The stars with glory crowned the night,"
and no happier set of fellows could be found than
we were when we first struck our paddles in the water of the Edisto,
heading toward our gunboats. We made steamboat speed the remainder
of the night, and about day-break we tied up and camped for the
day, in the wilderness of the Edisto.
Monday night came on, when we again pushed out, and
made good speed until three o'clock in the morning, when we again
went ashore and took a sleep until daylight, (Tuesday) when we
kindled a fire and cooked our remaining potatoes, and sucked our
sugar-cane stalks until they were dry. Tuesday night came on,
and we resumed our voyage, but it now became necessary to hunt
for more forage. So, passing down the river a few miles, we came
to a plantation lying near the river, which was quite a rare thing,
as it was principally a wilderness on both sides of the river.
Here we pushed ashore, tied our boats under cover
of the bank, and moved up quietly to the negro quarters and made
ourselves known to darkies, who were glad to see "de Yankees"
they had heard so much about; and after becoming satisfied that
we had no "horns" and that we were their friends, they
rallied all the negroes on the plantation. Women and children
came out to see us, each one bringing some token of their kind
regard. Even the smallest child had a potato to give us. By
these negroes our haversacks were again replenished with grub,
but they could give us but little information about what was ahead
of us. We started with our treasures to our boats again. Just
as I stepped into my boat it tipped up with me, throwing me into
the rapid current, and I should evidently have drowned (being
no swimmer) but for a bough of a tree which reached to the surface
of the water, and which I chanced to get hold of, pulling myself
up and climbing up the limb. I again got on shore, and soon we
were in our boats and under way. But as I was wet and the night
cold, we only traveled a few miles until we went ashore, made
a fire, dried my clothes, and slept the balance of the night.
Next day we resolved to run the risk of traveling
in daylight, so we pushed out and run at good speed nearly all
day, undisturbed save the occasional plunging in of a huge alligator
from the shore, which sometimes endangered the safety of our boats.
As night approached we were confident that we were nearing a
bridge, which we had been previously informed was guarded by rebel
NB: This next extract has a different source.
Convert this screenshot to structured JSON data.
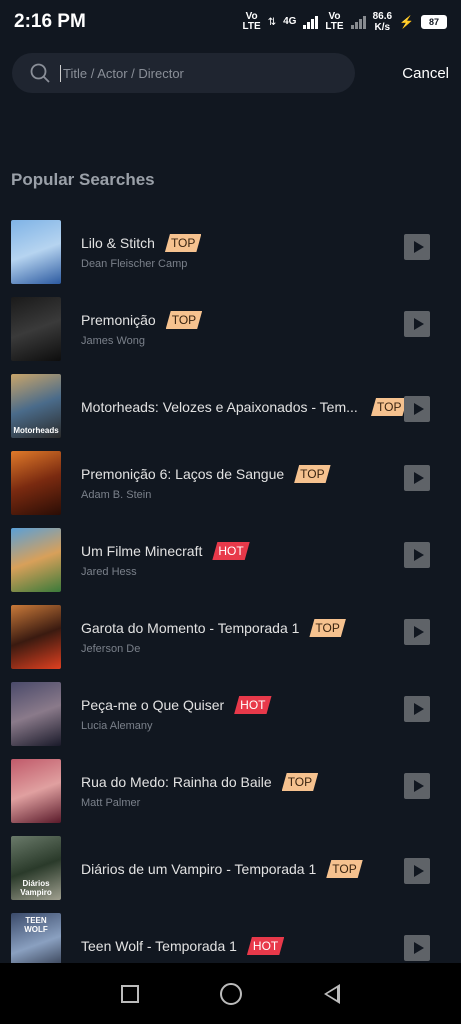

pickets, though we could not learn whether we could run our boats
under the bridge undiscovered, or whether we should be compelled
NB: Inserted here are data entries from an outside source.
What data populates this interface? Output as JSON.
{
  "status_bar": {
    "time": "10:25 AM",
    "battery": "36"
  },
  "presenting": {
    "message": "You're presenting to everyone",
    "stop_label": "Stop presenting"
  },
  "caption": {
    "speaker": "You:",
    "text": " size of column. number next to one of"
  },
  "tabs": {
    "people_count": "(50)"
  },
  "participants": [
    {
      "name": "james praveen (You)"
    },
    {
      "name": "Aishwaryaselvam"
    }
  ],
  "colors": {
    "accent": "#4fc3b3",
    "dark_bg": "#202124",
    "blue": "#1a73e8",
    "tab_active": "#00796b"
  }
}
to leave them and flank the guards, running our chances to get